Zach Myrow wants you to take the Bible with a grain of salt.
His work "Salis Bible / Salt Bible" is part art piece, part social commentary, and encourages a spirit of reflection and questioning when it comes to Christianity's holy book.
He told The Huffington Post, "The Salis Bible is a response to fundamentalist Christians who interpret the Bible as inerrant truth, and believe it gives them the right to restrict the freedoms of others in a democracy that promises separation of church and state. It is a request for readers to keep an open mind and to draw their own moral conclusions."
Myrow said he was inspired by readers of the Bible: those who take it literally and those who take it with a grain of salt. He commented, "I see a lot of issues in American history that have been swayed by those who take the Bible literally, such as gay rights, reproductive rights, and evolution," which is why he chose to make the Bible the subject of his piece.
The work is intended to provoke a discussion and promote critical thinking.
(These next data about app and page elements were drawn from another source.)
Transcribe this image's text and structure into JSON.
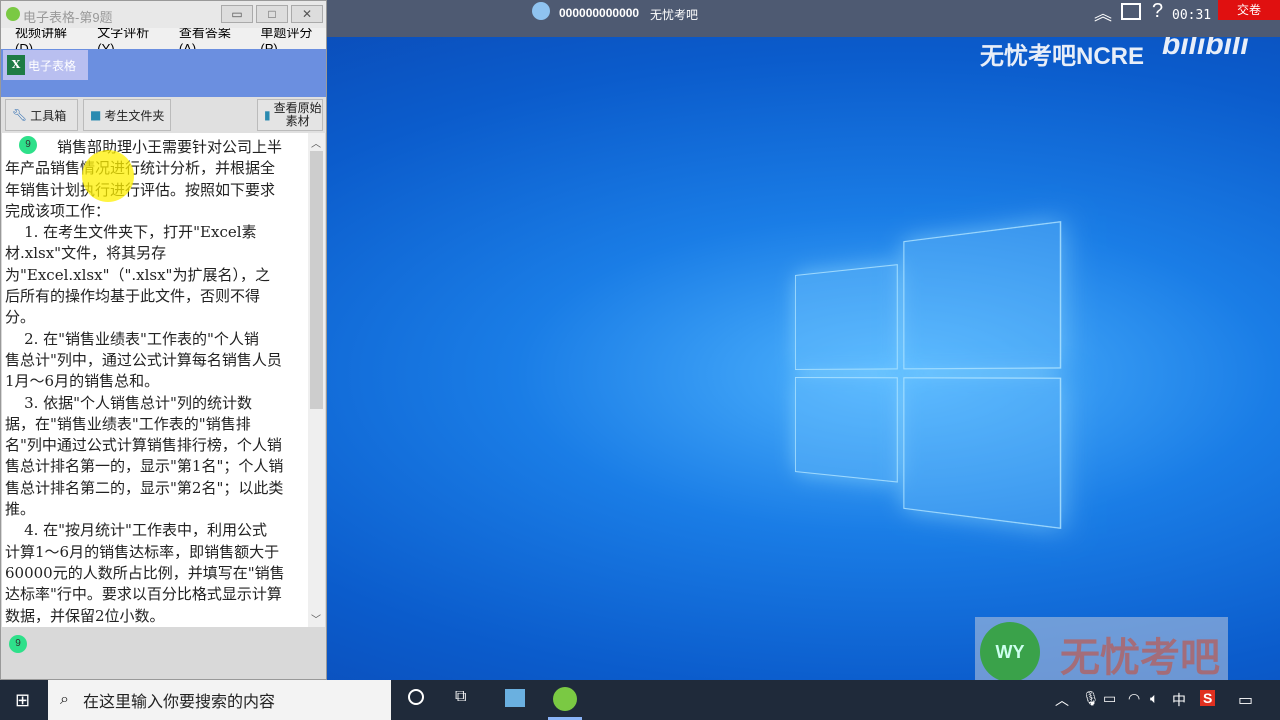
{
  "window": {
    "title": "电子表格-第9题",
    "menu": [
      "视频讲解(D)",
      "文字评析(Y)",
      "查看答案(A)",
      "单题评分(P)"
    ],
    "tab": "电子表格",
    "tools": {
      "toolbox": "工具箱",
      "student_folder": "考生文件夹",
      "view_original": [
        "查看原始",
        "素材"
      ]
    },
    "question_number": "9",
    "lines": [
      "销售部助理小王需要针对公司上半",
      "年产品销售情况进行统计分析，并根据全",
      "年销售计划执行进行评估。按照如下要求",
      "完成该项工作：",
      "    1. 在考生文件夹下，打开\"Excel素",
      "材.xlsx\"文件，将其另存",
      "为\"Excel.xlsx\"（\".xlsx\"为扩展名），之",
      "后所有的操作均基于此文件，否则不得",
      "分。",
      "    2. 在\"销售业绩表\"工作表的\"个人销",
      "售总计\"列中，通过公式计算每名销售人员",
      "1月～6月的销售总和。",
      "    3. 依据\"个人销售总计\"列的统计数",
      "据，在\"销售业绩表\"工作表的\"销售排",
      "名\"列中通过公式计算销售排行榜，个人销",
      "售总计排名第一的，显示\"第1名\"；个人销",
      "售总计排名第二的，显示\"第2名\"；以此类",
      "推。",
      "    4. 在\"按月统计\"工作表中，利用公式",
      "计算1～6月的销售达标率，即销售额大于",
      "60000元的人数所占比例，并填写在\"销售",
      "达标率\"行中。要求以百分比格式显示计算",
      "数据，并保留2位小数。"
    ],
    "bottom_badge": "9"
  },
  "topbar": {
    "user_id": "000000000000",
    "brand": "无忧考吧",
    "timer": "00:31",
    "submit": "交卷"
  },
  "watermark": {
    "ncre": "无忧考吧NCRE",
    "bili": "bilibili",
    "wy": "WY",
    "site_text": "无忧考吧"
  },
  "taskbar": {
    "search_placeholder": "在这里输入你要搜索的内容",
    "ime": "中"
  },
  "colors": {
    "submit": "#e01010",
    "accent": "#6b8fe0"
  }
}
After all, faith and doubt can co-exist, and some would say that doubt is necessary for faith.
The origin of the phrase "taken with a grain of salt," is attributed to Pliny the Elder, who advised that "a grain of salt" be added to an antidote recipe in his 77 A.D. Naturalis Historia, implying that it could lessen injurious effects of poison.
The Salt Bible may be the perfect gift for the modern-day doubting Thomas, but Myrow told HuffPost that he isn't planning on selling the Salis Bible.